US Supreme Court to hear Second Amendment challenge today

I felt it timely to discuss the “supreme’s” today. No, not Dianna Ross and the Supreme’s of Motown fame. Today we cover the U.S. Supreme Court.

June 23rd is the third anniversary of the dreadful Supreme Court decision regarding the Fifth Amendment as applied to the taking of Susette Kelo’s home in New London, CT.

Over the years other Amendments have been challenged such as our First Amendment freedom of speech. One famous (1919) case on the First Amendment heard by the high court, was Schenck v. United States, where Justice Oliver Wendell Holmes stated in this case his famous aphorism about “falsely shouting fire in a theatre” and set forth a “clear and present danger test” to judge whether speech is protected by the First Amendment.

Not to be overlooked today is another Constitution challenge being heard by our high court. The Second Amendment to the U.S. Constitution. “Gun rights and gun control advocates alike are anxiously awaiting the high court’s ruling, the first time since 1939 that the nation’s top justices have tackled the Second Amendment.” 

The Second Amendment to the U.S. Constitution reads:

“A well regulated militia, being necessary to the security of a free State, the right of the people to keep and bear arms, shall not be infringed.”

The United States Supreme Court to hear “District of Columbia v. Heller-a case in which plaintiffs challenge the unconstitutional gun ban in the nation’s capital. The District of Columbia appealed a lower court’s ruling earlier this year affirming that the Second Amendment of the Constitution protects an individual right to keep and bear arms, and that the District’s bans on handguns, carrying firearms within the home, and possession of loaded or operable firearms for self-defense violate that right.”

For some recent background on this appeal I offer the following specifics from ABC News.

At issue is one of the great unresolved constitutional questions: Does the Second Amendment protect an individual’s right to keep and carry a gun, or does it only protect a state’s right to arm a militia?
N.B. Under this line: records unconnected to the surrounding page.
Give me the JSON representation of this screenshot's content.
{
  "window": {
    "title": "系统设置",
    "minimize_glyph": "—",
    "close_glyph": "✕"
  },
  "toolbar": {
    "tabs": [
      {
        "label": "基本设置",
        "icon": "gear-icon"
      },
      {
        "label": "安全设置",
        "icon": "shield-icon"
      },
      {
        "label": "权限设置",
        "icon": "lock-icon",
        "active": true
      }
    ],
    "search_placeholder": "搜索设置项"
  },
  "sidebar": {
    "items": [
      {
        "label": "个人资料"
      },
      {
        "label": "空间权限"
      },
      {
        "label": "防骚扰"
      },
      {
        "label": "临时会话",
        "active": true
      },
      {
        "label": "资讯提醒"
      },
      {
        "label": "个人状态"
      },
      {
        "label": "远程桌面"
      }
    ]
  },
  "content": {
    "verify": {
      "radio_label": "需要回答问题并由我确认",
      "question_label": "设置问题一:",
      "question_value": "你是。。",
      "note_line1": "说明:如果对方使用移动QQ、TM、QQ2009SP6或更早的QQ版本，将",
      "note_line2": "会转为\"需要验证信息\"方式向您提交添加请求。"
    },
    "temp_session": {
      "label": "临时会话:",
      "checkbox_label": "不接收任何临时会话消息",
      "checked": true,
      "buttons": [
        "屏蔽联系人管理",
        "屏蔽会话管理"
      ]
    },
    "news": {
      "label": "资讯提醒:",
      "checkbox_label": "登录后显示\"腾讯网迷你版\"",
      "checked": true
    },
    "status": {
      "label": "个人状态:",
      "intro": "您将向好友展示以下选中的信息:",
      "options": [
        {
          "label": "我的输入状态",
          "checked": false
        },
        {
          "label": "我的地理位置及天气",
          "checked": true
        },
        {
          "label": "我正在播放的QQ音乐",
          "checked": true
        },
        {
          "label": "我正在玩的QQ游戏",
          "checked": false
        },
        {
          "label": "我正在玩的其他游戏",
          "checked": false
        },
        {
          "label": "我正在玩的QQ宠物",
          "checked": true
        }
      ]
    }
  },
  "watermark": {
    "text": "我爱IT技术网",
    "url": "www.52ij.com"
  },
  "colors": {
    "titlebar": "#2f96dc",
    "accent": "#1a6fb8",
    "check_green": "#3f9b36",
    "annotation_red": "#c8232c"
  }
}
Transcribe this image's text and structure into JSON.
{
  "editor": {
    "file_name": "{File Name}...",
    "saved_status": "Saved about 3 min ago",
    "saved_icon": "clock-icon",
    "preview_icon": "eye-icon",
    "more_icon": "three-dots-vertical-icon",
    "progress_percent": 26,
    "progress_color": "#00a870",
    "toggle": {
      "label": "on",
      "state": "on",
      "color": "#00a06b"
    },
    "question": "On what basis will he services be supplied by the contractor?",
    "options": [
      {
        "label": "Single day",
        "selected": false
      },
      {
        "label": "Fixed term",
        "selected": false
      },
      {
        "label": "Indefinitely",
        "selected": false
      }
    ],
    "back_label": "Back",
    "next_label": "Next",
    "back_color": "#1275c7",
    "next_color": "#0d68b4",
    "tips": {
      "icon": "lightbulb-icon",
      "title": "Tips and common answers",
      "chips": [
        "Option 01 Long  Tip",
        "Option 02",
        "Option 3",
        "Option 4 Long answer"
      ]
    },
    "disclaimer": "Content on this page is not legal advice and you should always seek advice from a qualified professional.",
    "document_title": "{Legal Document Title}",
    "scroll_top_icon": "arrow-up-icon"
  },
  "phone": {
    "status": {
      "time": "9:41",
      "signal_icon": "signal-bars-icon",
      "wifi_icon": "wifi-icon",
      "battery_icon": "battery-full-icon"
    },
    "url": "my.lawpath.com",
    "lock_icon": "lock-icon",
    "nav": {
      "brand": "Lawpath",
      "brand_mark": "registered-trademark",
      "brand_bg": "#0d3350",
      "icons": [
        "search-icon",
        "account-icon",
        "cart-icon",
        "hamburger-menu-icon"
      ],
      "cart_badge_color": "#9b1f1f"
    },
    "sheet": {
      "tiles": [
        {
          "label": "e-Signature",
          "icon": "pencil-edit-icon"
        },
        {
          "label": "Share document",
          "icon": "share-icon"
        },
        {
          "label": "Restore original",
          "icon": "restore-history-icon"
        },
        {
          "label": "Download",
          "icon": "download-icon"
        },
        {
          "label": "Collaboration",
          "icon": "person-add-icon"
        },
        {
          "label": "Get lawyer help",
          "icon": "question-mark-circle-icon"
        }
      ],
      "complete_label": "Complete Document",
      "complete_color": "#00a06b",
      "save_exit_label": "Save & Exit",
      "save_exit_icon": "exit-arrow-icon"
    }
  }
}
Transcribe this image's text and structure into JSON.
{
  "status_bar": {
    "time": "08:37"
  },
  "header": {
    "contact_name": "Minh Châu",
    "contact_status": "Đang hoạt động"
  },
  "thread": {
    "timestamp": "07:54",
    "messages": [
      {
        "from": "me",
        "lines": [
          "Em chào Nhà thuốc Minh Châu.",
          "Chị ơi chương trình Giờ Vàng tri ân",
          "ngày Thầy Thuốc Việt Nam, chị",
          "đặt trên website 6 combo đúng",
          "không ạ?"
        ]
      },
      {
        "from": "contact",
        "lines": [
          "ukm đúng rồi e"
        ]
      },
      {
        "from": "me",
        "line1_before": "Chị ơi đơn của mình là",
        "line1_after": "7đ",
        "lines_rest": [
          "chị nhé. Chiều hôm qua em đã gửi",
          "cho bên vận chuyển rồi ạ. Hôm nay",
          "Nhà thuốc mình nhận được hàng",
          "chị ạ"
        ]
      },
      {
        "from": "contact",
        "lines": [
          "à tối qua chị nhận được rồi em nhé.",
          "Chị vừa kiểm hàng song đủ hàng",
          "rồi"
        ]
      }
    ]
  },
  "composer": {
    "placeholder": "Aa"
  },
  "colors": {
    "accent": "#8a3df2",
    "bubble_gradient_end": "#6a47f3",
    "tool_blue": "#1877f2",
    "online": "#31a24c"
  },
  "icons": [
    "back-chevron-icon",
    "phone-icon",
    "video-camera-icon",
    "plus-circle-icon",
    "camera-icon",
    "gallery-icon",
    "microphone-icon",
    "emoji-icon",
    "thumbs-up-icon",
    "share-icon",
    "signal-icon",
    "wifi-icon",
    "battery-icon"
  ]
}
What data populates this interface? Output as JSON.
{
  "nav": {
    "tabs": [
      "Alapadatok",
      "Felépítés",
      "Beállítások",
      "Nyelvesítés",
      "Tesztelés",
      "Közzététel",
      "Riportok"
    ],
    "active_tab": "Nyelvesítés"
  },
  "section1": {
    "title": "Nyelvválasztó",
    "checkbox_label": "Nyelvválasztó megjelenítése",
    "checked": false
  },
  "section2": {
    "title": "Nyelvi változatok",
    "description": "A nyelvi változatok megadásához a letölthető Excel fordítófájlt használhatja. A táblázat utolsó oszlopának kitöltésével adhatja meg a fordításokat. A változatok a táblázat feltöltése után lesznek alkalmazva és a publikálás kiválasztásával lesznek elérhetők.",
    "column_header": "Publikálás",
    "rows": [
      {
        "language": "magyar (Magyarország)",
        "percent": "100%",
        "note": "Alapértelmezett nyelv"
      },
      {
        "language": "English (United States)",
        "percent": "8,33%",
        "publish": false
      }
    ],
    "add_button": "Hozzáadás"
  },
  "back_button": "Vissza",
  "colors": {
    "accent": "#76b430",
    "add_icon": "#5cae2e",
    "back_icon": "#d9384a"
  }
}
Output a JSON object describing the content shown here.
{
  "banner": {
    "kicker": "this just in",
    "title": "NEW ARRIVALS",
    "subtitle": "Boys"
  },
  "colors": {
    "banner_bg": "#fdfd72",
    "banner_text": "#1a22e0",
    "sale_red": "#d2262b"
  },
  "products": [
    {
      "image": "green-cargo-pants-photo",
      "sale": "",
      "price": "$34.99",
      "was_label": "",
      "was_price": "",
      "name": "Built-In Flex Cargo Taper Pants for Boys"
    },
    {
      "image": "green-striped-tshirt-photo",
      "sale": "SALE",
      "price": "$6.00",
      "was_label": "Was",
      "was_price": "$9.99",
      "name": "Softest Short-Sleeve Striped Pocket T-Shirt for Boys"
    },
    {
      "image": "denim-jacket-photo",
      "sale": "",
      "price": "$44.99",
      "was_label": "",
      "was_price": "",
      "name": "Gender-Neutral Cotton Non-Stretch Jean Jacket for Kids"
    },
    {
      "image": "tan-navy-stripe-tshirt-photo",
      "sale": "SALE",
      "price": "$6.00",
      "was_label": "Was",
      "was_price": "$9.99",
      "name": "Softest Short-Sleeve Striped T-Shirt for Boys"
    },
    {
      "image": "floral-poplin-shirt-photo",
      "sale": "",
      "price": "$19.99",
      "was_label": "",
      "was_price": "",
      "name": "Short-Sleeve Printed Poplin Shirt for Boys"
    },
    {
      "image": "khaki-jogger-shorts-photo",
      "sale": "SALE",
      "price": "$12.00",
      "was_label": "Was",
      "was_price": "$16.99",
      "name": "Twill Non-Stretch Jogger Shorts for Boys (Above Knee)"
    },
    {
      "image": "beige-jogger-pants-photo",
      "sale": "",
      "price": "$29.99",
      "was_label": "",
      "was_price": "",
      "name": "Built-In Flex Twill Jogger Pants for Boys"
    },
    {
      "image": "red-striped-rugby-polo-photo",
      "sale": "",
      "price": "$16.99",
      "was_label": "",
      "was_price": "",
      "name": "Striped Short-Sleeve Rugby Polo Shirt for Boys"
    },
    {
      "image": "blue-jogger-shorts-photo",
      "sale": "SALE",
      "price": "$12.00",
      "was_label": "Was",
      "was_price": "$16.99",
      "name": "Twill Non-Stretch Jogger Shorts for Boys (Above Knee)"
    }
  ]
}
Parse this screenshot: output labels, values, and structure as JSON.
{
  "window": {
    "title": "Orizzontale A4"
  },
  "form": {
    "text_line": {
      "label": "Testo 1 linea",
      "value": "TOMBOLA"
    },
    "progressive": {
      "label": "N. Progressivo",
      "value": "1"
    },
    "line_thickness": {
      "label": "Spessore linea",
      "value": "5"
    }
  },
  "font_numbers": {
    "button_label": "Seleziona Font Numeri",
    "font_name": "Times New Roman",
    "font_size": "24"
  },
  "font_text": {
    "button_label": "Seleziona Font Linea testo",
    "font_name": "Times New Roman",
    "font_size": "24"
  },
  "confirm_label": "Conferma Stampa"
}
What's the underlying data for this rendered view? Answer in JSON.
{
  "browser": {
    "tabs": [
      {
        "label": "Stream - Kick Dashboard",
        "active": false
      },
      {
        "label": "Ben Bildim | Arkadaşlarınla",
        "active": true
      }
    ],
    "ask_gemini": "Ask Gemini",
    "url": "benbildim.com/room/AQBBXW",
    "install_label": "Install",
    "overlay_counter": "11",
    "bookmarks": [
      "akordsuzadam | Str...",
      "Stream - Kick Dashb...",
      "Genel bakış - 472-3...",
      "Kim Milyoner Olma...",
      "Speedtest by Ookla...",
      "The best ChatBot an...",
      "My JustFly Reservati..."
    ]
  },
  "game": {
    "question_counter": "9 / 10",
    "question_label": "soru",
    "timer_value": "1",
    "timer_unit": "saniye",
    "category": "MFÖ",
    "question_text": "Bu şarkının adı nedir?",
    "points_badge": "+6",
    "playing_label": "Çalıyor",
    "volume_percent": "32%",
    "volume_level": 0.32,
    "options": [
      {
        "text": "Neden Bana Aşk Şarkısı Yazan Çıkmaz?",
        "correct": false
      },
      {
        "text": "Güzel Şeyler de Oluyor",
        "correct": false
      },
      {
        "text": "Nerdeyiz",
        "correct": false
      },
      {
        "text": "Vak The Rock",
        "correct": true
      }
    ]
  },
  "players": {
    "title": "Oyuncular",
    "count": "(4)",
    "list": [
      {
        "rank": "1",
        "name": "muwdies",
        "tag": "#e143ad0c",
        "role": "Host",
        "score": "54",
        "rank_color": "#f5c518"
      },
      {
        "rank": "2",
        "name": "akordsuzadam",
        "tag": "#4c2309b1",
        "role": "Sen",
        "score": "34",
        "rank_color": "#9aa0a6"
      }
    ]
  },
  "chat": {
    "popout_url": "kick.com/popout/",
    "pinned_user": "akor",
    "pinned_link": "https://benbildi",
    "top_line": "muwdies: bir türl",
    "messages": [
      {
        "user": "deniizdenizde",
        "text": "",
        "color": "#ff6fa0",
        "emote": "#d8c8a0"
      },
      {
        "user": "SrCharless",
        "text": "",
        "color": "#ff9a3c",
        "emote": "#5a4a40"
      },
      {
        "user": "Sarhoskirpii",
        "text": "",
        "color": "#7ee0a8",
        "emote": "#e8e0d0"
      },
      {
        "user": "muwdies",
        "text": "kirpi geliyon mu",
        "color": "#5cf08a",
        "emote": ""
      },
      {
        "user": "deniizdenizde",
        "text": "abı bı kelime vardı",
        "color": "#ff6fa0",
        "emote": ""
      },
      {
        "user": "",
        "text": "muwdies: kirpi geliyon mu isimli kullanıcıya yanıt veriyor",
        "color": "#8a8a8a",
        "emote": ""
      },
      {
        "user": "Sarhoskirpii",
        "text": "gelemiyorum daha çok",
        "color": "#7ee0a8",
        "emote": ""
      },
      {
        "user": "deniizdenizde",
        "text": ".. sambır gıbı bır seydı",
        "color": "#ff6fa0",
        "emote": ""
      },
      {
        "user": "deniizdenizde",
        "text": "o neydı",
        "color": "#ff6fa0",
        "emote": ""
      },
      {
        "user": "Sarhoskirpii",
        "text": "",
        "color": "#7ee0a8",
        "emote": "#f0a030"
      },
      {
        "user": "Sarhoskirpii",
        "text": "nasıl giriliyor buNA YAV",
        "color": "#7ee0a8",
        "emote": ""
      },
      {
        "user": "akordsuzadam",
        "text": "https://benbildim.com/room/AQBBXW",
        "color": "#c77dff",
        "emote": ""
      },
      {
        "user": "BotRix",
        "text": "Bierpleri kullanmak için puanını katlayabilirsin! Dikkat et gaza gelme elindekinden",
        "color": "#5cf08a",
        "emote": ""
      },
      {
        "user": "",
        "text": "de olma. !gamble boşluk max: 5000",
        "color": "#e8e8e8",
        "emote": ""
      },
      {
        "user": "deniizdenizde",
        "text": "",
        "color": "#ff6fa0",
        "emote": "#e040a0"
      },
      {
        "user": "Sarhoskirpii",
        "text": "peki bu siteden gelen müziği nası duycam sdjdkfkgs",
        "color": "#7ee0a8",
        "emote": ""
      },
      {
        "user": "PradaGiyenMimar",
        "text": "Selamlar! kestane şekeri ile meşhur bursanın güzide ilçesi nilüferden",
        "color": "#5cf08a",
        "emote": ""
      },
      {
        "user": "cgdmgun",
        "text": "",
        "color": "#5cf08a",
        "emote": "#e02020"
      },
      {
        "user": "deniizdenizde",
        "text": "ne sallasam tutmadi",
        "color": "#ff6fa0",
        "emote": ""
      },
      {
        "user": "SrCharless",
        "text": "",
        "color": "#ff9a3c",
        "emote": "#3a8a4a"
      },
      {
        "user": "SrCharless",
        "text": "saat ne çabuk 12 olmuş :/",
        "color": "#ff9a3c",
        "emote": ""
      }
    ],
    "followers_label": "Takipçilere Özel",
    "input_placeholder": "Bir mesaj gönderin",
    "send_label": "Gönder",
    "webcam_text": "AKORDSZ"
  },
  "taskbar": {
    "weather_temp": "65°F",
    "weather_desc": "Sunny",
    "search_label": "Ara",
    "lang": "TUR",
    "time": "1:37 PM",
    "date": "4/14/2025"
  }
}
The case came to the high court after Washington, D.C., resident Shelly Parker sued the city over its gun control law, which has been in effect since 1976. It is one of the toughest gun laws in the nation, banning handguns and requiring shotguns to be locked up.

“The criminals have the guns,” Parker said. “If you are a law-abiding citizen, the law in this city says you do not have a gun.” A lower court ruled in favor of Parker and overturned the gun law.

But the city’s mayor, Adrian Fenty, is fighting to keep the gun control law on the books. He says tough gun laws are essential in the city, where the crime rate is among the highest in the nation.

“Whatever right the Second Amendment guarantees, it does not require the district to stand by while its citizens die,”  said.

To read the entire ABC News report simply click on the following link:

http://abcnews.go.com/TheLaw/SCOTUS/story?id=4464727&page=1

Juice readers. Although not always predictable, having a conservative court today, what are your expectations as to their ruling in this case?

And as we think about the Supreme Court, the next president of the U.S. may appoint two or three replacements in the next eight years. Folks, we are talking about lifetime appointments. Think about that fact as you decide whom to vote for this November.


About Larry Gilbert